# [Task to carry out]
Report every line below that has the string "JSON" in it.

Excerpts from a dataset:
== Segment start ==
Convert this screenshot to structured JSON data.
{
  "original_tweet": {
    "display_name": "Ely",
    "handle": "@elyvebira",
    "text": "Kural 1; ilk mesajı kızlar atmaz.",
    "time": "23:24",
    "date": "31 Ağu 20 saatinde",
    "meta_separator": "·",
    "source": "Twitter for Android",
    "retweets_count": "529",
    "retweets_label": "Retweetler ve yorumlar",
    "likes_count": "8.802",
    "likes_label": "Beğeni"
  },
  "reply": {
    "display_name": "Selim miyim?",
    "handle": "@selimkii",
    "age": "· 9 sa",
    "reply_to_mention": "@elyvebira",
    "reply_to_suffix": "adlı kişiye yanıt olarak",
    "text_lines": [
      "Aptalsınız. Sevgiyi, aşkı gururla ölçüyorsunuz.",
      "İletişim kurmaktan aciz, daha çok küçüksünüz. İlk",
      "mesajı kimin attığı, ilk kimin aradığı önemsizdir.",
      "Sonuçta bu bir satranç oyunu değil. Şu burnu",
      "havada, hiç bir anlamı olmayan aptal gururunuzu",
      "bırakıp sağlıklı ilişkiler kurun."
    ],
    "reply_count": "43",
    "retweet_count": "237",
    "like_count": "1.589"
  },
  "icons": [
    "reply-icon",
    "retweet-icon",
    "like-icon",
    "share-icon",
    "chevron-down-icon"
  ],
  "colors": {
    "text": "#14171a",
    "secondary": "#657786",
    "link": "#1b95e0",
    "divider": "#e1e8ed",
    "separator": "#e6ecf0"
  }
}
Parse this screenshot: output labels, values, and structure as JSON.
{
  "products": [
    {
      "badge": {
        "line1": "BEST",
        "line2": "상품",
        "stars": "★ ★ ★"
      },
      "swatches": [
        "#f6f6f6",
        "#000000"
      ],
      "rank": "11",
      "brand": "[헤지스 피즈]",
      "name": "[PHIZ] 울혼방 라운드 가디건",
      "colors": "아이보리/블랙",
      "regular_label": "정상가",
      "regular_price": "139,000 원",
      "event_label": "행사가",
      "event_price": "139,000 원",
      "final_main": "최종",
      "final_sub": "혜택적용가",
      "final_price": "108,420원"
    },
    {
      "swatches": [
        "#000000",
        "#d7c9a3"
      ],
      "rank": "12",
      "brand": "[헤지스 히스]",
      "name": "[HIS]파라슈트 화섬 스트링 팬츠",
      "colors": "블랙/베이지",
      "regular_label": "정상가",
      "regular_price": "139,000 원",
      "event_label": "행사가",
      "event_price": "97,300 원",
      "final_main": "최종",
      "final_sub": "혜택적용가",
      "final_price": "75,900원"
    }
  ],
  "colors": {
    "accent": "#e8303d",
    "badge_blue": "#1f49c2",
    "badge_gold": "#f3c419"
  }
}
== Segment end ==
# [Result of this exercise]
Convert this screenshot to structured JSON data.
Parse this screenshot: output labels, values, and structure as JSON.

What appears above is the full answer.